Such a tool would be unopinionated about remembering things. You could start out taking notes, optimize some of them for memorization, take more notes, and so on. The important thing is persistence. Is this really a note-taking system you’ll keep using?
Teaching people to use such a tool would fall under “learning how to learn.” Ideally you would want them to take their own notes, see how useful it is for studying for a test, and get in the habit of using them for other classes. If not, at least they would know that such tools exist.
Back when I was in school, I remember that there was a teacher that had us keep a journal, probably for similar reasons. Maybe that got some people to start keeping a diary, who knows? For myself, I got in the habit of taking notes in class, but I found that I rarely went back to them; it was write-only. I kept doing it because I thought taking the notes helped a bit to remember the material, though.
You talked about rest but have you looked into stretches, putting your wrists in hot and cold water in tubs, ice packs, and so on? I had a different problem (tendonitis) and these helped.
A chat log is not a simulation because it uses English for all state updates. It’s a story. In a story you’re allowed to add plot twists that wouldn’t have any counterpart in anything we’d consider a simulation (like a video game), and the chatbot may go along with it. There are no rules. It’s Calvinball.

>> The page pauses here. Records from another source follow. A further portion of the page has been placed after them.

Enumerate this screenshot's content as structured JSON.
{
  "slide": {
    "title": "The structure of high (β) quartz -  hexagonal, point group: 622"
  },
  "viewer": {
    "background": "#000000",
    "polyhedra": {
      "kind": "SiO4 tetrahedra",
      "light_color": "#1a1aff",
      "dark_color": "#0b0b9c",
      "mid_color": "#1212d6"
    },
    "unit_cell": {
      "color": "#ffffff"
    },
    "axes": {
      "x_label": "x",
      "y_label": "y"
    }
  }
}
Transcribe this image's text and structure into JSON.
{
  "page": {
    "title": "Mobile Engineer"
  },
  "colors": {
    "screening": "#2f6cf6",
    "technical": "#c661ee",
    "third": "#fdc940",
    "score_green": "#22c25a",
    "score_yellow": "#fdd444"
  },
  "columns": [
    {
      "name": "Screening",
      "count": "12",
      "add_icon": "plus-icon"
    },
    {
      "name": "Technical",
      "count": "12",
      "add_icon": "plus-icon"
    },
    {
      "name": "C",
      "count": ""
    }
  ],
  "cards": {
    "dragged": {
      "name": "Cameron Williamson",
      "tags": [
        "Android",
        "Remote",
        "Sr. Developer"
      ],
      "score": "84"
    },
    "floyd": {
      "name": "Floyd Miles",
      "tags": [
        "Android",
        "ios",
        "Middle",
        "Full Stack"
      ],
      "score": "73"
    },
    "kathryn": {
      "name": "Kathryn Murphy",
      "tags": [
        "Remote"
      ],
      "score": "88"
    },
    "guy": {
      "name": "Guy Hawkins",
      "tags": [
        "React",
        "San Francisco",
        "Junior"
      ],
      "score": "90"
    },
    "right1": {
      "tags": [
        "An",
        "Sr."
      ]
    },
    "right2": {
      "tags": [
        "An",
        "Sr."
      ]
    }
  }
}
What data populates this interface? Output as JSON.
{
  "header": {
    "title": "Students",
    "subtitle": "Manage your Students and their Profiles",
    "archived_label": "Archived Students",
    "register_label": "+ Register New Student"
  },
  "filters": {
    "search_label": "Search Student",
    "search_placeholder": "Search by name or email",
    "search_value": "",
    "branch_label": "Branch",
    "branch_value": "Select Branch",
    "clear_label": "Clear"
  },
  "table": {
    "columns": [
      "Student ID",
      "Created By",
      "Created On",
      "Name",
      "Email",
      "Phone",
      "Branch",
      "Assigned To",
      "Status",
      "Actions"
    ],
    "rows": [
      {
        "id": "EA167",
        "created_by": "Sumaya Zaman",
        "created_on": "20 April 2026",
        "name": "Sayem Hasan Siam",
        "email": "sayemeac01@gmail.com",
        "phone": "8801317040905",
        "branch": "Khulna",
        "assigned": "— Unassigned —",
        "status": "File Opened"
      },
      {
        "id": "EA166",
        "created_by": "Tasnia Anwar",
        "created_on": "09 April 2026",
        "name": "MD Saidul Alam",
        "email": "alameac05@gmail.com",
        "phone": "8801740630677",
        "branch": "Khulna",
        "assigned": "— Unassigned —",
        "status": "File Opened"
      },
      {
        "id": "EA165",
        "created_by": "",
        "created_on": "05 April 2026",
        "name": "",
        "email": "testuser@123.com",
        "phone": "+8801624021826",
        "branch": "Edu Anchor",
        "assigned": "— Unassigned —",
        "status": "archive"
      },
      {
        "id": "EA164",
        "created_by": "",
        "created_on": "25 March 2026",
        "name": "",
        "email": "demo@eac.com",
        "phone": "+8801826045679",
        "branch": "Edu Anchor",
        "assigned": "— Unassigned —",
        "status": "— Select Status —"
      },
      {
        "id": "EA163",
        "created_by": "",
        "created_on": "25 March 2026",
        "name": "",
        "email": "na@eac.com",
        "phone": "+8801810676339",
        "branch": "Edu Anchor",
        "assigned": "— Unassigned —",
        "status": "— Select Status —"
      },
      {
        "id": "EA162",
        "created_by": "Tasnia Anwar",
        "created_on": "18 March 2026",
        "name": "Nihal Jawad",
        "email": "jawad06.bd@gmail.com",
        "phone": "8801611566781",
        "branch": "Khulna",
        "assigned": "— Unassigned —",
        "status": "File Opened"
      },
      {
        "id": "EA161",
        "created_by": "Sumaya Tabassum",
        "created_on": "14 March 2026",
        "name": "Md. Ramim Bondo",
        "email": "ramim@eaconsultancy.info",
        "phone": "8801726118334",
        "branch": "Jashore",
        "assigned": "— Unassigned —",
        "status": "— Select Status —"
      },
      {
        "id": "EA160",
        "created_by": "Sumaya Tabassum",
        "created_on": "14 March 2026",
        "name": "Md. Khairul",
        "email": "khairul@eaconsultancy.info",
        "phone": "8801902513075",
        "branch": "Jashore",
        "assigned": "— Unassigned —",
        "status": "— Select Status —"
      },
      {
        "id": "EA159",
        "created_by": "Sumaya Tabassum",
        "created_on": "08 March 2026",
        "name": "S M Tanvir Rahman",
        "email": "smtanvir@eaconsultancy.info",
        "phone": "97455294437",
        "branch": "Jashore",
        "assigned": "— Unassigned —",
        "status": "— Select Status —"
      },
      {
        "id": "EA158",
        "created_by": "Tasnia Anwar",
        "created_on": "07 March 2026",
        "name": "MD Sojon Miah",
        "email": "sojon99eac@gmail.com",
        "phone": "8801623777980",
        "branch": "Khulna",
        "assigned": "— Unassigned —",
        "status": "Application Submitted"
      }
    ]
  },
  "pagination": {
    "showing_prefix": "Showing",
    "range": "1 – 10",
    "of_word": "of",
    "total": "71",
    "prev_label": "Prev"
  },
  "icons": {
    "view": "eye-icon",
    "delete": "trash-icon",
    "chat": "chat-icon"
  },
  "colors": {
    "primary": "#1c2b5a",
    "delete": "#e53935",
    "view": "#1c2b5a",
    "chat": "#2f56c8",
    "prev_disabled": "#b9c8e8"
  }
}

For example, you could redefine the past of the character you’re talking to, by talking about something you did together before. That’s not a valid move in most games.
There are still mysteries about how a language model chooses its next token at inference time, but however it does it, the only thing that matters for the story is which token it ultimately chooses.
Also, the “shoggoth” doesn’t even exist most of the time. There’s nothing running at OpenAI from the time it’s done outputting a response until you press the submit button.
If you think about it, that’s pretty weird. We think of ourselves as chatting with something but there’s nothing there when we type our next message. The fictional character’s words are all there is of them.